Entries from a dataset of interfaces
*** Block opens ***
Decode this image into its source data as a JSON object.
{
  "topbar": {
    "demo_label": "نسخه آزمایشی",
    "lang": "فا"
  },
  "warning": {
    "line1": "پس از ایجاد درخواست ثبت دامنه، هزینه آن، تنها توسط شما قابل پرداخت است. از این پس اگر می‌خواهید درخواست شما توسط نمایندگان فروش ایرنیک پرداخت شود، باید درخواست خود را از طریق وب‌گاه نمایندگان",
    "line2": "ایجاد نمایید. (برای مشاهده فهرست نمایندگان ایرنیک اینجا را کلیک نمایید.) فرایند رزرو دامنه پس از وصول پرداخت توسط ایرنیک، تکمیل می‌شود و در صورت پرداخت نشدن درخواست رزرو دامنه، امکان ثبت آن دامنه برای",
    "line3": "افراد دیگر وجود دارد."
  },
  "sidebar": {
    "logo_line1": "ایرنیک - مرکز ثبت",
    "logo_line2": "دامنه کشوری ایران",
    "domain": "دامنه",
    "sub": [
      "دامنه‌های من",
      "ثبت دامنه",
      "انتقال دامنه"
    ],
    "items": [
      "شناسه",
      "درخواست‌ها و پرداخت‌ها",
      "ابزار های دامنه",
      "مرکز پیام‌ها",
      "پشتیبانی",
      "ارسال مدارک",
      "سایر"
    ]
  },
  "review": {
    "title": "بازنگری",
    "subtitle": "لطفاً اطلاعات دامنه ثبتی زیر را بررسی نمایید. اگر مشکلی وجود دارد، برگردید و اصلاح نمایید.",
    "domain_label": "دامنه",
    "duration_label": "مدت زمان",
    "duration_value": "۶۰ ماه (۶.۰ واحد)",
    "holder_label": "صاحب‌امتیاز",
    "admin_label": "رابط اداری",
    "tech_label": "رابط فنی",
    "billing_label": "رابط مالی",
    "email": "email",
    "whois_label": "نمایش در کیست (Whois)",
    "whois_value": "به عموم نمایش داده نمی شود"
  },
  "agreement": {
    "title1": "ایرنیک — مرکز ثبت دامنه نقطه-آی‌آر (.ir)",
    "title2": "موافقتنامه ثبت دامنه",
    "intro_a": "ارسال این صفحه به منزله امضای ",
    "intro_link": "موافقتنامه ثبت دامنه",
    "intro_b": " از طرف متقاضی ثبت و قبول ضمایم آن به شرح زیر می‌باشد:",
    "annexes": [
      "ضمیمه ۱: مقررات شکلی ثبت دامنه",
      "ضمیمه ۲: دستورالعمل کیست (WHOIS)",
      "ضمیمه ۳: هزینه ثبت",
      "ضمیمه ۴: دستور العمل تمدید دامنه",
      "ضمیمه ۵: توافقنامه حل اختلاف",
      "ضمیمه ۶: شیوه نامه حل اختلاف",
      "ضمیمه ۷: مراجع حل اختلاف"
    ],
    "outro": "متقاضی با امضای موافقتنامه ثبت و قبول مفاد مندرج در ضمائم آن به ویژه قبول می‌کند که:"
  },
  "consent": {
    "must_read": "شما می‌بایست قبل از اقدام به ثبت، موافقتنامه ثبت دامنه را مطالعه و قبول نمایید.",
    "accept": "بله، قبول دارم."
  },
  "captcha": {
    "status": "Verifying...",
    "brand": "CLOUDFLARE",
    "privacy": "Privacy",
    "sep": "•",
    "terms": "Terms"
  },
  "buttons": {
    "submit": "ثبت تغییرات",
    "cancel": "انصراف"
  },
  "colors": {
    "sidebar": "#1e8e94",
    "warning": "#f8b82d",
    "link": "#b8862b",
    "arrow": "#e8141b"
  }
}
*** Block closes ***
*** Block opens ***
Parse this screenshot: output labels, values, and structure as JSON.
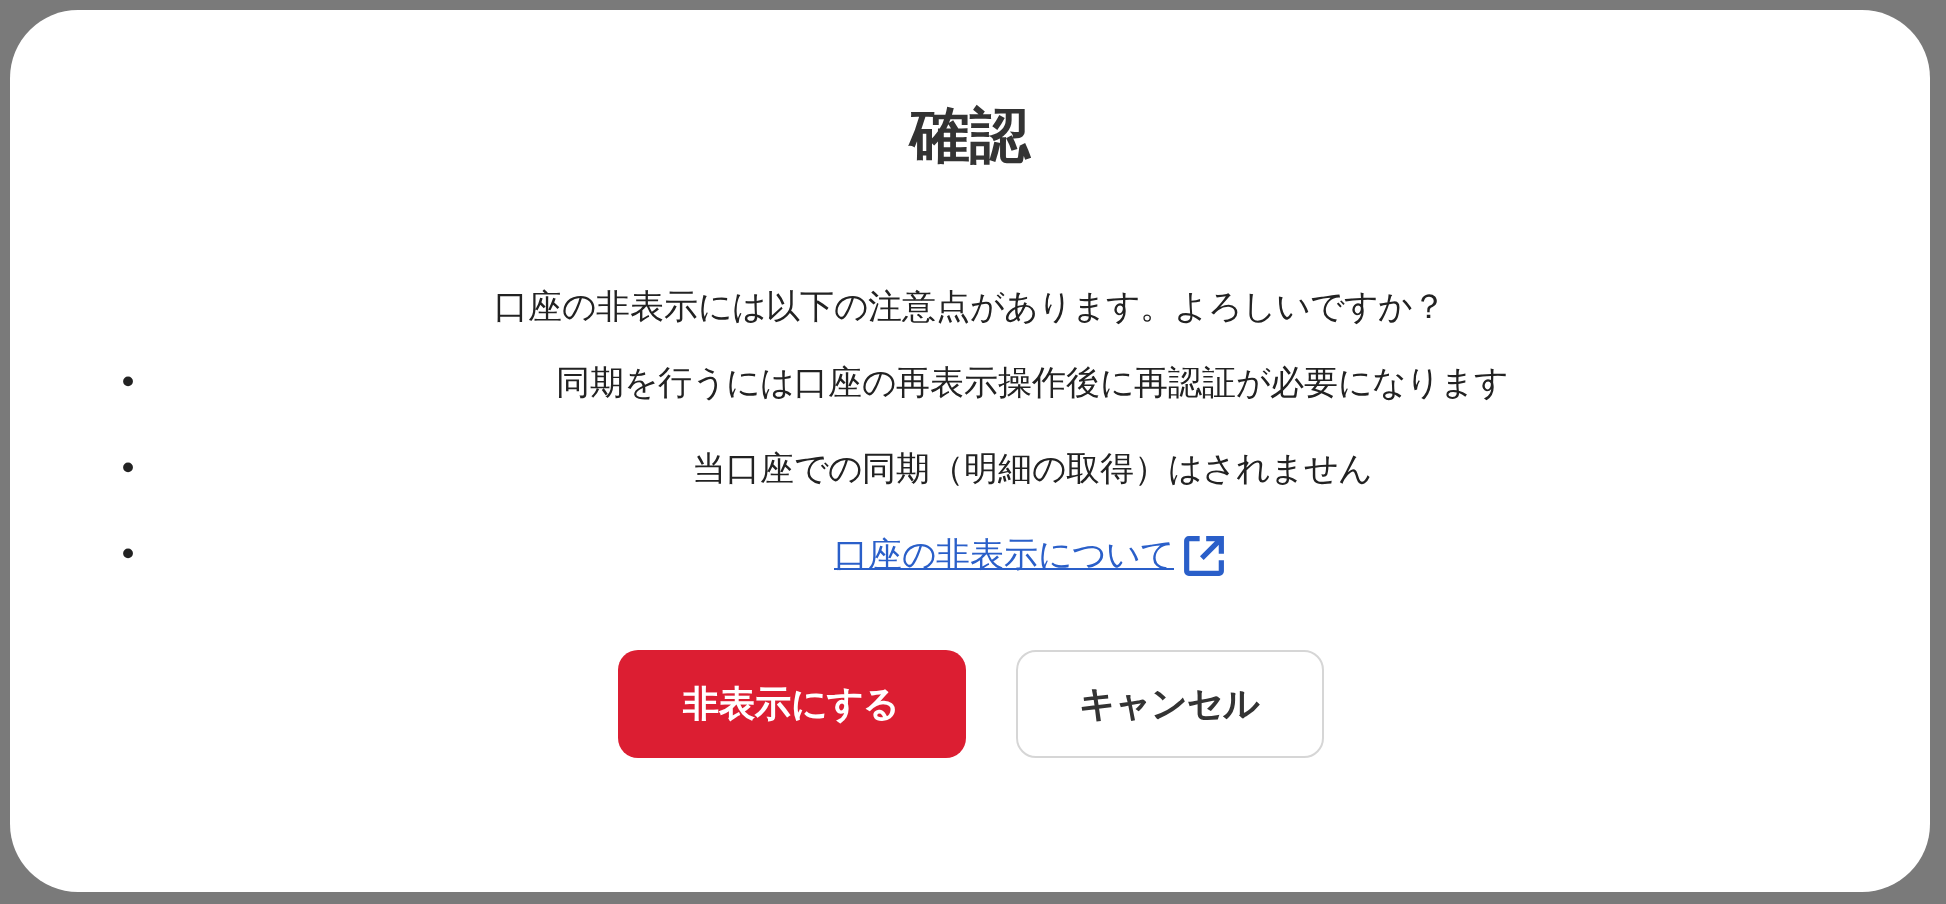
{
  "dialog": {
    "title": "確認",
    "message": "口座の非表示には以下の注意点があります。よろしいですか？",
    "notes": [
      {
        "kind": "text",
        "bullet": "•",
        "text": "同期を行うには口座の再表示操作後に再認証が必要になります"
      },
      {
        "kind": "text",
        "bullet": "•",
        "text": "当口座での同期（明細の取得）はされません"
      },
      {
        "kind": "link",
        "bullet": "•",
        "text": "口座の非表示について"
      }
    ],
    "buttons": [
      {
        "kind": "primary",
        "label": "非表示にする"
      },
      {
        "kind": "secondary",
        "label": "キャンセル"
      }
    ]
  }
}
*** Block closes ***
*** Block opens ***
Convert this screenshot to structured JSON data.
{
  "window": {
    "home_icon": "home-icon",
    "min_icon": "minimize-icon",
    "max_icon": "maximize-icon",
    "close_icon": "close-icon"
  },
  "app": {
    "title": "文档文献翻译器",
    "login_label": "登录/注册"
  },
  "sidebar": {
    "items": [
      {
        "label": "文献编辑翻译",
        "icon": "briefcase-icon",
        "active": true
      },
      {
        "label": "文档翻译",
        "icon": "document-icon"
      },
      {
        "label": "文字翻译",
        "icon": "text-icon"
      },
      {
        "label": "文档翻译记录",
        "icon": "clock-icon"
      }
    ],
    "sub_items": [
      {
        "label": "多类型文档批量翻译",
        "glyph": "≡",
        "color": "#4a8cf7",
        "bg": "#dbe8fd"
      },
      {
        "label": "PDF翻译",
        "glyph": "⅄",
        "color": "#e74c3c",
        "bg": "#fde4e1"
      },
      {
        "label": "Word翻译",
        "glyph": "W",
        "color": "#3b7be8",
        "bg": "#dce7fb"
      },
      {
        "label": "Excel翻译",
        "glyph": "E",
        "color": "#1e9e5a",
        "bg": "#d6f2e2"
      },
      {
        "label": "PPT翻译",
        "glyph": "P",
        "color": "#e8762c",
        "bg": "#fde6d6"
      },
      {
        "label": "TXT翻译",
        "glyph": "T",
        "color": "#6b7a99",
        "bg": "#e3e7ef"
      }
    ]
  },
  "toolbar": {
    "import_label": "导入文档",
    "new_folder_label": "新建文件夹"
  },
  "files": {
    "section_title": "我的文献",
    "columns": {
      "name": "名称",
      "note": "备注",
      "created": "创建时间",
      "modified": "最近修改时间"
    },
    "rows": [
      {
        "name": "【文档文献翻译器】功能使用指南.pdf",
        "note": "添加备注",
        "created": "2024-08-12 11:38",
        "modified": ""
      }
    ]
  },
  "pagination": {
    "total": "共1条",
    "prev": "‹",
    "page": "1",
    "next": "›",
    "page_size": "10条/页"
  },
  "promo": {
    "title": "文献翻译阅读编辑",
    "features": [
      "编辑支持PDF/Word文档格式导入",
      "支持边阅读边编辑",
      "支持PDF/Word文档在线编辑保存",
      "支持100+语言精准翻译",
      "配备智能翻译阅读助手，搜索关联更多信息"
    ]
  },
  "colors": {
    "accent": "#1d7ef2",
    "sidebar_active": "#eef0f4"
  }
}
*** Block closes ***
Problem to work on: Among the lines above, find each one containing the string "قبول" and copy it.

Finished exercise:
    "intro_b": " از طرف متقاضی ثبت و قبول ضمایم آن به شرح زیر می‌باشد:",
    "outro": "متقاضی با امضای موافقتنامه ثبت و قبول مفاد مندرج در ضمائم آن به ویژه قبول می‌کند که:"
    "must_read": "شما می‌بایست قبل از اقدام به ثبت، موافقتنامه ثبت دامنه را مطالعه و قبول نمایید.",
    "accept": "بله، قبول دارم."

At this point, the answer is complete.